| Goal of the exercise |
Keep only those lines of the records that include the string "SISTHAEMA".

# # #

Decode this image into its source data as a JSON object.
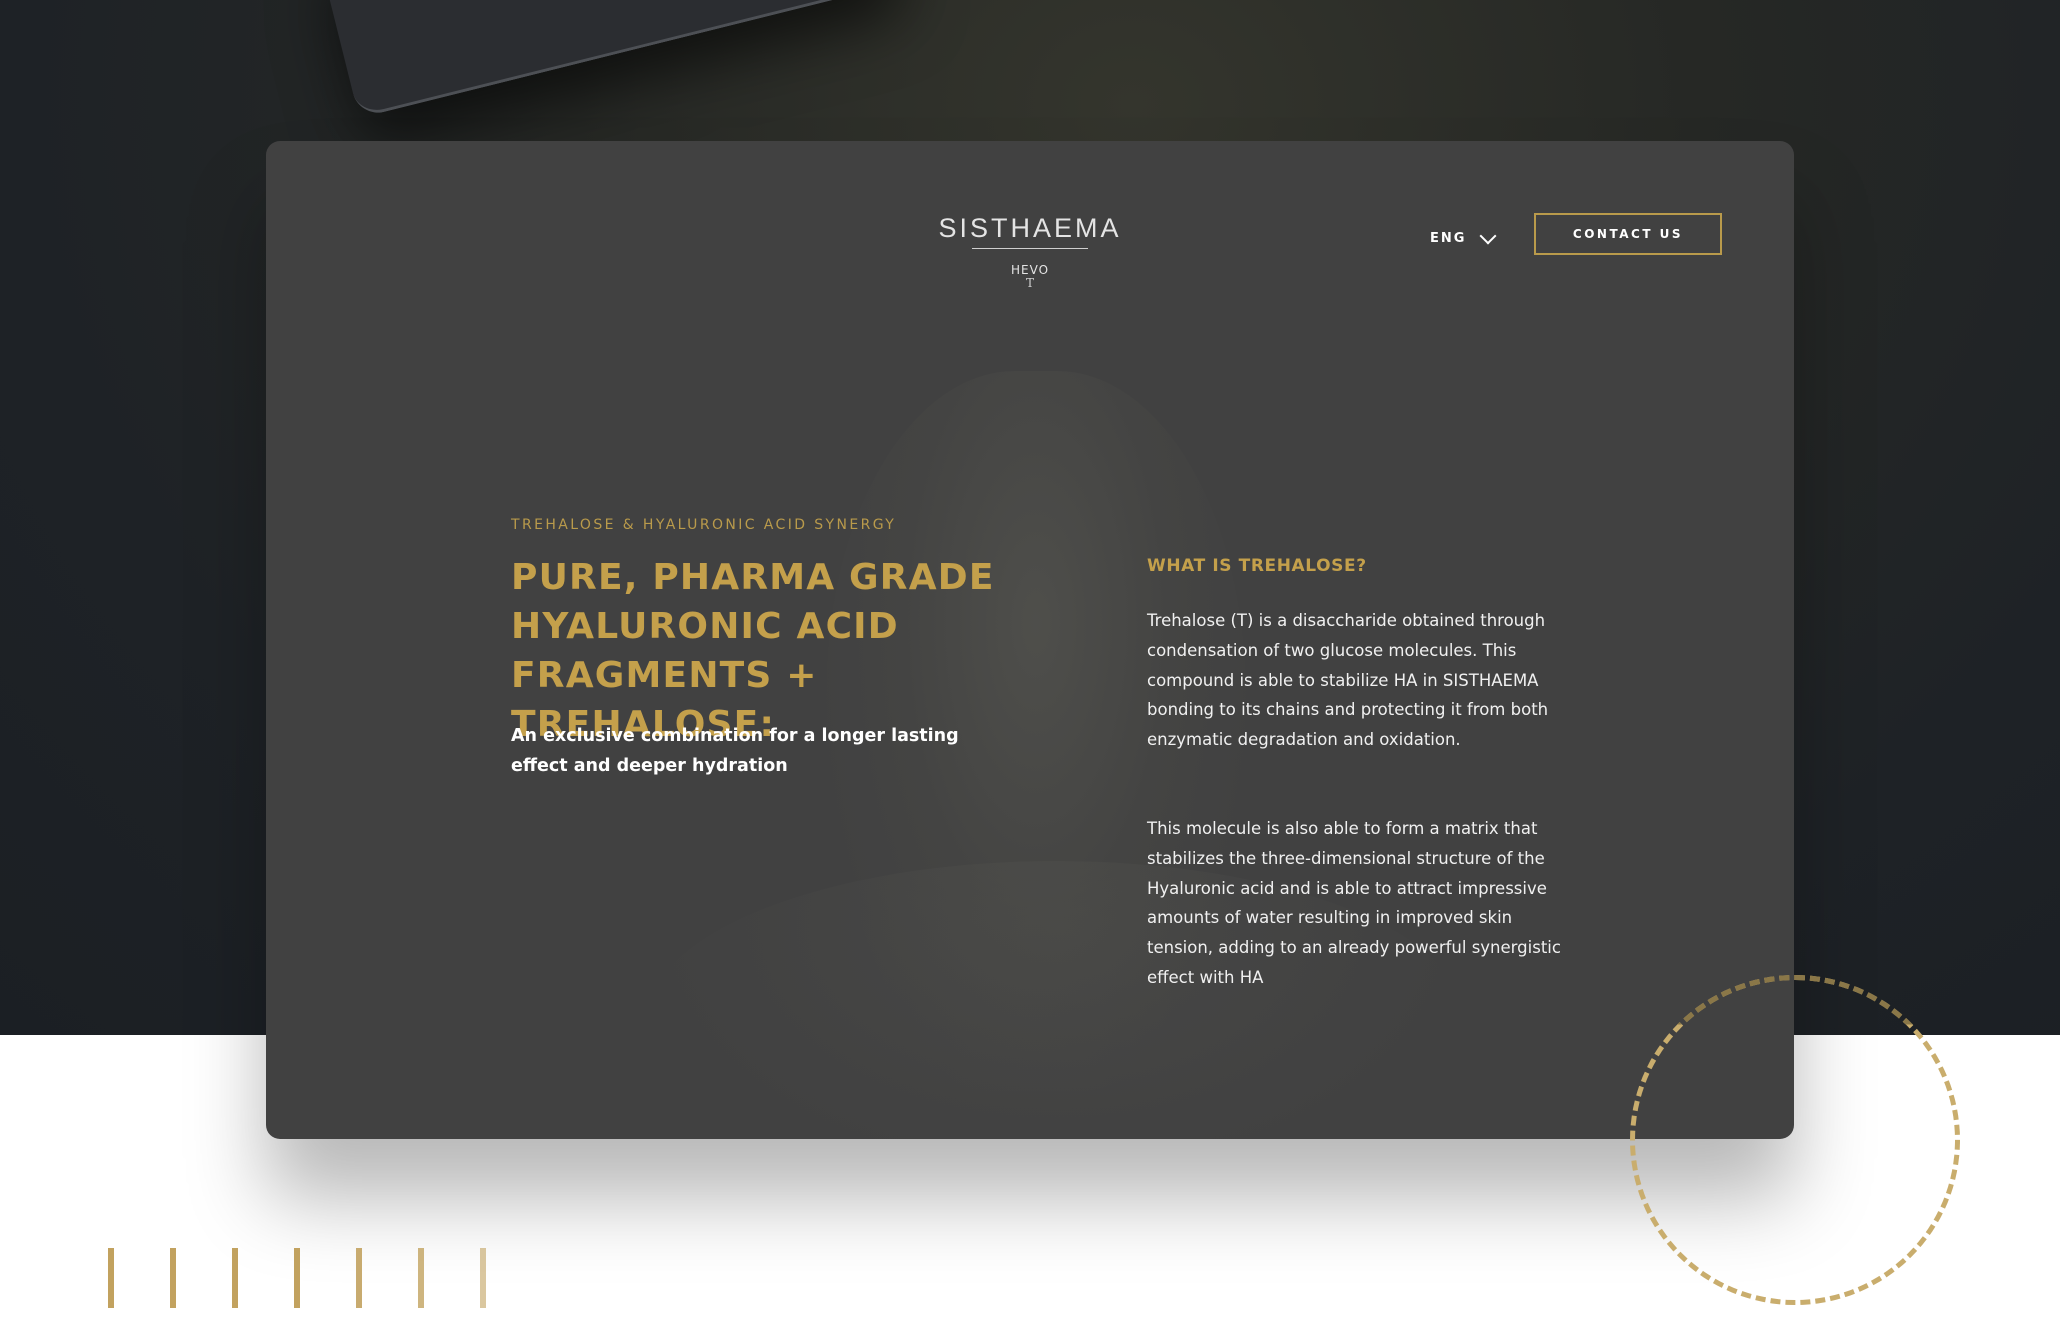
{
  "brand": {
    "logo_text": "SISTHAEMA",
    "logo_subtext": "HEVO",
    "logo_mark": "T"
  },
  "header": {
    "language_label": "ENG",
    "language_icon": "chevron-down-icon",
    "contact_label": "CONTACT US"
  },
  "hero": {
    "eyebrow": "TREHALOSE & HYALURONIC ACID SYNERGY",
    "headline": "PURE, PHARMA GRADE HYALURONIC ACID FRAGMENTS + TREHALOSE:",
    "lead": "An exclusive combination for a longer lasting effect and deeper hydration"
  },
  "info": {
    "question": "WHAT IS TREHALOSE?",
    "paragraph_1": "Trehalose (T) is a disaccharide obtained through condensation of two glucose molecules. This compound is able to stabilize HA in SISTHAEMA bonding to its chains and protecting it from both enzymatic degradation and oxidation.",
    "paragraph_2": "This molecule is also able to form a matrix that stabilizes the three-dimensional structure of the Hyaluronic acid and is able to attract impressive amounts of water resulting in improved skin tension, adding to an already powerful synergistic effect with HA"
  },
  "colors": {
    "accent_gold": "#c4a04b",
    "card_bg": "#414141",
    "page_dark": "#1e2226"
  }
}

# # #

| Output of the exercise |
    "logo_text": "SISTHAEMA",
    "paragraph_1": "Trehalose (T) is a disaccharide obtained through condensation of two glucose molecules. This compound is able to stabilize HA in SISTHAEMA bonding to its chains and protecting it from both enzymatic degradation and oxidation.",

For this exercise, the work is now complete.